BY Kieran Adair
The board of Local Government Super has come under fire from City of Sydney and Leichhardt Councils after a decision to scrap its ban on nuclear investment.
The fund, which manages super contributions for local government employees across the state, adopted an ethical investment policy in 2000 that saw them withdraw investment in in a range of industries including tobacco, gambling and nuclear energy. This policy was revised late last year to include additional screens against high-carbon emitting industries, such as coal and oil sands, but re-allow investment in nuclear energy claiming they are “the only proven alternative to fossil fuels.”
This stance has been criticised by City of Sydney Greens councillor Irene Doutney, who cited the impact of recent nuclear disasters, such as the the Fukushima meltdown, when moving a motion condemning the policy change at last month’s Council meeting. “From 1955 to 2013 there have been at least 93 accidents in nuclear power plants across the world including in 2013 in Hanford, Washington State where deteriorating storage tanks leaked 1 million gallons of reactor by products into the Columbia River”, said Clr Doutney.
These sentiments were mirrored in the neighbouring Council of Leichhardt where Mayor and Greens representative Rochelle Porteous said she was surprised and disappointed by the policy change. “Nuclear technology has been demonstrated time after time to be incapable of properly managing risks, to be accident prone… and to be a security risk”, she told journalists, “as a Council, we oppose nuclear power and associated facilities, nuclear waste dumps and uranium mining in Australia.”
Both councils have voted to call on the Local Government Super to reverse its decision, noting that the new policy is in conflict with their existing ethical investment policies which still ban nuclear investment. Mayors Clover Moore and Rochelle Porteous have also written to the board asking them to revisit the decision.

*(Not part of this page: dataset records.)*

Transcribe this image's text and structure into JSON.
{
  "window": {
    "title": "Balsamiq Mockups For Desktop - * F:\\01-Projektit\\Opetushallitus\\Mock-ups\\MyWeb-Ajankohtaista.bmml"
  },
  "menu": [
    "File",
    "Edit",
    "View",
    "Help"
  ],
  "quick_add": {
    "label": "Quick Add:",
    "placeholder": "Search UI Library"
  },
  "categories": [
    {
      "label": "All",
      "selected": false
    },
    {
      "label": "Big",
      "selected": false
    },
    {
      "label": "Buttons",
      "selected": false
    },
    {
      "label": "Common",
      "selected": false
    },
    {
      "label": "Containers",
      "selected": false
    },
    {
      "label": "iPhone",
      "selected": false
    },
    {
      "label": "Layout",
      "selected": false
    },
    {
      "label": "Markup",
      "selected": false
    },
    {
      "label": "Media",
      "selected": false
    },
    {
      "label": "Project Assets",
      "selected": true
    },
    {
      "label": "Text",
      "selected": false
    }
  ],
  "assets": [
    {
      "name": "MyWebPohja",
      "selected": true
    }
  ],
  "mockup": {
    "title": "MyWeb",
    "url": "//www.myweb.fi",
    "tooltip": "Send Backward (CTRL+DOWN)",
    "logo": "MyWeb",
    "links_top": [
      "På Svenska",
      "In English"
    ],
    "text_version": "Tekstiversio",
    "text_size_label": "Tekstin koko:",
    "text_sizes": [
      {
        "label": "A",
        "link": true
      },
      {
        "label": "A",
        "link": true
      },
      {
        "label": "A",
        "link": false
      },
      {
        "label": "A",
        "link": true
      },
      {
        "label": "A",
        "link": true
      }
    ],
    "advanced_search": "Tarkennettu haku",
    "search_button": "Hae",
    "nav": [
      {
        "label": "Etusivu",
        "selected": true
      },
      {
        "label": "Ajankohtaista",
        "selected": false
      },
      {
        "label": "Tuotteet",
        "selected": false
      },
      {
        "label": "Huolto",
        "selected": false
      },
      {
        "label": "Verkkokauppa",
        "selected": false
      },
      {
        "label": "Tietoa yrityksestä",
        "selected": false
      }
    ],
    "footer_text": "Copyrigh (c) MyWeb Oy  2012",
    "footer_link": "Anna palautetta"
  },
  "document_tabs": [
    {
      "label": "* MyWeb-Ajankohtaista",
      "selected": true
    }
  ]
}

However, this dissent was not unanimous. Liberal City of Sydney Councillors Christine Forster and Edward Madla voted to oppose Doutney’s motion. Councillor Forster told City Hub that she has “no objection to the Super fund’s decision,” and that she believes “nuclear energy is the only viable source of emissions-free baseload power in many places around the world” and therefore necessary in supporting a transition to a low carbon economy.
Local Government Super has also stated that the change in policy is due to environmental concerns. “Climate change is an unarguable scientific reality and one which poses a very real investment risk”, Peter Lamber, the fund’s Chief Executive Officer said, “while the use of renewable energy will increase, it will not be able to meet all the energy needs around the world in a lower carbon future, so alternatives need to be considered.”
Corporate Watch Australia studied 16 ethical investment funds across Australia, and found a variety of approaches taken toward nuclear investment including caps, limits and bans, as well as one fund fund that was actively pro-nuclear.Determining the ethics of nuclear investment has always proven a difficult task.
Australian Ethical Super is one of two funds that has maintained a ban on nuclear investment, claiming that the high carbon emissions produced from mining uranium ore, and the safety threats posed by nuclear waste, negate the reduction in emissions from nuclear energy production.
Though the board of Local Government Super meets monthly, it’s unclear how long it will be before this issue is resolved.
Finding the balance between demands for higher ethical standards in super management, and navigating the realities of nuclear investment remain difficult tasks.